> **Try it**
A complete, exact copy of the records below is the required result.

> **Extracted material**

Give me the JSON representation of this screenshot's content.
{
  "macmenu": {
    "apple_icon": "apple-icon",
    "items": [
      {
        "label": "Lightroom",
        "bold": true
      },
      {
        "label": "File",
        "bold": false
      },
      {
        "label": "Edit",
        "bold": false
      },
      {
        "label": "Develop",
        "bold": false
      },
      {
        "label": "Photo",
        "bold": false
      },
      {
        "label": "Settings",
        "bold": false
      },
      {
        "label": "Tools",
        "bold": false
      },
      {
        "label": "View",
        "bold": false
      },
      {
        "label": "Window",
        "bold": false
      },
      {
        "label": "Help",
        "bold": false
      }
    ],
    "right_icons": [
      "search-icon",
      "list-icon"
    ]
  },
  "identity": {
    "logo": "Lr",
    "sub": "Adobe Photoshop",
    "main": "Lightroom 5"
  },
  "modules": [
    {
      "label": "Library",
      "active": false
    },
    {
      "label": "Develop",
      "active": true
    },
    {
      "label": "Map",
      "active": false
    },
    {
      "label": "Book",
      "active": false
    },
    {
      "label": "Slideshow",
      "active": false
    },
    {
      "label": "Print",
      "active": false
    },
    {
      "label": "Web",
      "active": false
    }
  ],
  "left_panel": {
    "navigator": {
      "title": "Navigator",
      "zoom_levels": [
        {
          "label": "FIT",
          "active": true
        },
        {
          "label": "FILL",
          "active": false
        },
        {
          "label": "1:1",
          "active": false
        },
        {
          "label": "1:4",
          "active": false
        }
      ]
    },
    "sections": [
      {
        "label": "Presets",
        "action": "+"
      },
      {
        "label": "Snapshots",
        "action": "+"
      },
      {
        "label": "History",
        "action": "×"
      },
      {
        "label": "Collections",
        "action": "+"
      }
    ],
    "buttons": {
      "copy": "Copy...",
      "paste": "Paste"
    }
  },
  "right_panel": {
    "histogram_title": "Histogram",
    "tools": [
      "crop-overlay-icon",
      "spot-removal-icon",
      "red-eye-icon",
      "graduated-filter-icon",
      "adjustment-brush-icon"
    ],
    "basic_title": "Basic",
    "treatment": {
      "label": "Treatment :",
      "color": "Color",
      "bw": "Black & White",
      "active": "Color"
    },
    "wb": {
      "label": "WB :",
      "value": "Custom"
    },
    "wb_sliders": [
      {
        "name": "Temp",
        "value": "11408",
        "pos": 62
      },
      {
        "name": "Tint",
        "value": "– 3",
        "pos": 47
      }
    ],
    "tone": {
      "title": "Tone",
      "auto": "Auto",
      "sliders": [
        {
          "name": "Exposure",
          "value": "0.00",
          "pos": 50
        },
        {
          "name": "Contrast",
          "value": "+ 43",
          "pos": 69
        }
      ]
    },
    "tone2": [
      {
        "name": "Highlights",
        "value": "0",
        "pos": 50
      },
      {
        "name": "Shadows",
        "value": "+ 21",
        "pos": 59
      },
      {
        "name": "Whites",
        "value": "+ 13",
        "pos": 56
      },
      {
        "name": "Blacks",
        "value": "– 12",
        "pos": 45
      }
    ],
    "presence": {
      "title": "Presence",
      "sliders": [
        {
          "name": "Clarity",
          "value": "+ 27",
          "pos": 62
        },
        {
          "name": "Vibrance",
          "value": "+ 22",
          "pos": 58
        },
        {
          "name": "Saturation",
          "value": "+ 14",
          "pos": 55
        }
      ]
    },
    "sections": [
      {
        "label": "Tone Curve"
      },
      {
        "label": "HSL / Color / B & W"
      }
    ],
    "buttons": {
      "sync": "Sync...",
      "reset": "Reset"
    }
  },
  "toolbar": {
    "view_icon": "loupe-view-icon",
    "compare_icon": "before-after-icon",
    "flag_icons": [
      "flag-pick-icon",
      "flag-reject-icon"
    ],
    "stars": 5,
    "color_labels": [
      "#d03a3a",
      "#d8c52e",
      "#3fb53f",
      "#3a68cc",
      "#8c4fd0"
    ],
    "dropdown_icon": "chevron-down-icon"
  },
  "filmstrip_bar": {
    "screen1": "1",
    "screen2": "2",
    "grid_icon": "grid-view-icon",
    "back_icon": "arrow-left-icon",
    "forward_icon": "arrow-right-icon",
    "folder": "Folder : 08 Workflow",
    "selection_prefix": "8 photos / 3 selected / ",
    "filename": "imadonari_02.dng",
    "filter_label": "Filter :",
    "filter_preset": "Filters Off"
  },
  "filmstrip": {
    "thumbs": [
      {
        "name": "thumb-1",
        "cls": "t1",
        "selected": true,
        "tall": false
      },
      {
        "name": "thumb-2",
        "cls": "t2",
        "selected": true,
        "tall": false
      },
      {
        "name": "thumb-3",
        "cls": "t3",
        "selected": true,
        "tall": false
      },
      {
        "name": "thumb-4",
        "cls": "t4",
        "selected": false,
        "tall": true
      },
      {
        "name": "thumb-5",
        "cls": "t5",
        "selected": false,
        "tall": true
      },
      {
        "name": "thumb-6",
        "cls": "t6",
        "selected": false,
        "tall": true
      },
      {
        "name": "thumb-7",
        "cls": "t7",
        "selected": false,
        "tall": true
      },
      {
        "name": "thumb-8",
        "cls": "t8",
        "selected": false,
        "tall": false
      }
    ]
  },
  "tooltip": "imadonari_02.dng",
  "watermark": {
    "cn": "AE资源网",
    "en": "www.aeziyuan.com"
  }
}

> **Answer section**
Give me the JSON representation of this screenshot's content.
{
  "macmenu": {
    "apple_icon": "apple-icon",
    "items": [
      {
        "label": "Lightroom",
        "bold": true
      },
      {
        "label": "File",
        "bold": false
      },
      {
        "label": "Edit",
        "bold": false
      },
      {
        "label": "Develop",
        "bold": false
      },
      {
        "label": "Photo",
        "bold": false
      },
      {
        "label": "Settings",
        "bold": false
      },
      {
        "label": "Tools",
        "bold": false
      },
      {
        "label": "View",
        "bold": false
      },
      {
        "label": "Window",
        "bold": false
      },
      {
        "label": "Help",
        "bold": false
      }
    ],
    "right_icons": [
      "search-icon",
      "list-icon"
    ]
  },
  "identity": {
    "logo": "Lr",
    "sub": "Adobe Photoshop",
    "main": "Lightroom 5"
  },
  "modules": [
    {
      "label": "Library",
      "active": false
    },
    {
      "label": "Develop",
      "active": true
    },
    {
      "label": "Map",
      "active": false
    },
    {
      "label": "Book",
      "active": false
    },
    {
      "label": "Slideshow",
      "active": false
    },
    {
      "label": "Print",
      "active": false
    },
    {
      "label": "Web",
      "active": false
    }
  ],
  "left_panel": {
    "navigator": {
      "title": "Navigator",
      "zoom_levels": [
        {
          "label": "FIT",
          "active": true
        },
        {
          "label": "FILL",
          "active": false
        },
        {
          "label": "1:1",
          "active": false
        },
        {
          "label": "1:4",
          "active": false
        }
      ]
    },
    "sections": [
      {
        "label": "Presets",
        "action": "+"
      },
      {
        "label": "Snapshots",
        "action": "+"
      },
      {
        "label": "History",
        "action": "×"
      },
      {
        "label": "Collections",
        "action": "+"
      }
    ],
    "buttons": {
      "copy": "Copy...",
      "paste": "Paste"
    }
  },
  "right_panel": {
    "histogram_title": "Histogram",
    "tools": [
      "crop-overlay-icon",
      "spot-removal-icon",
      "red-eye-icon",
      "graduated-filter-icon",
      "adjustment-brush-icon"
    ],
    "basic_title": "Basic",
    "treatment": {
      "label": "Treatment :",
      "color": "Color",
      "bw": "Black & White",
      "active": "Color"
    },
    "wb": {
      "label": "WB :",
      "value": "Custom"
    },
    "wb_sliders": [
      {
        "name": "Temp",
        "value": "11408",
        "pos": 62
      },
      {
        "name": "Tint",
        "value": "– 3",
        "pos": 47
      }
    ],
    "tone": {
      "title": "Tone",
      "auto": "Auto",
      "sliders": [
        {
          "name": "Exposure",
          "value": "0.00",
          "pos": 50
        },
        {
          "name": "Contrast",
          "value": "+ 43",
          "pos": 69
        }
      ]
    },
    "tone2": [
      {
        "name": "Highlights",
        "value": "0",
        "pos": 50
      },
      {
        "name": "Shadows",
        "value": "+ 21",
        "pos": 59
      },
      {
        "name": "Whites",
        "value": "+ 13",
        "pos": 56
      },
      {
        "name": "Blacks",
        "value": "– 12",
        "pos": 45
      }
    ],
    "presence": {
      "title": "Presence",
      "sliders": [
        {
          "name": "Clarity",
          "value": "+ 27",
          "pos": 62
        },
        {
          "name": "Vibrance",
          "value": "+ 22",
          "pos": 58
        },
        {
          "name": "Saturation",
          "value": "+ 14",
          "pos": 55
        }
      ]
    },
    "sections": [
      {
        "label": "Tone Curve"
      },
      {
        "label": "HSL / Color / B & W"
      }
    ],
    "buttons": {
      "sync": "Sync...",
      "reset": "Reset"
    }
  },
  "toolbar": {
    "view_icon": "loupe-view-icon",
    "compare_icon": "before-after-icon",
    "flag_icons": [
      "flag-pick-icon",
      "flag-reject-icon"
    ],
    "stars": 5,
    "color_labels": [
      "#d03a3a",
      "#d8c52e",
      "#3fb53f",
      "#3a68cc",
      "#8c4fd0"
    ],
    "dropdown_icon": "chevron-down-icon"
  },
  "filmstrip_bar": {
    "screen1": "1",
    "screen2": "2",
    "grid_icon": "grid-view-icon",
    "back_icon": "arrow-left-icon",
    "forward_icon": "arrow-right-icon",
    "folder": "Folder : 08 Workflow",
    "selection_prefix": "8 photos / 3 selected / ",
    "filename": "imadonari_02.dng",
    "filter_label": "Filter :",
    "filter_preset": "Filters Off"
  },
  "filmstrip": {
    "thumbs": [
      {
        "name": "thumb-1",
        "cls": "t1",
        "selected": true,
        "tall": false
      },
      {
        "name": "thumb-2",
        "cls": "t2",
        "selected": true,
        "tall": false
      },
      {
        "name": "thumb-3",
        "cls": "t3",
        "selected": true,
        "tall": false
      },
      {
        "name": "thumb-4",
        "cls": "t4",
        "selected": false,
        "tall": true
      },
      {
        "name": "thumb-5",
        "cls": "t5",
        "selected": false,
        "tall": true
      },
      {
        "name": "thumb-6",
        "cls": "t6",
        "selected": false,
        "tall": true
      },
      {
        "name": "thumb-7",
        "cls": "t7",
        "selected": false,
        "tall": true
      },
      {
        "name": "thumb-8",
        "cls": "t8",
        "selected": false,
        "tall": false
      }
    ]
  },
  "tooltip": "imadonari_02.dng",
  "watermark": {
    "cn": "AE资源网",
    "en": "www.aeziyuan.com"
  }
}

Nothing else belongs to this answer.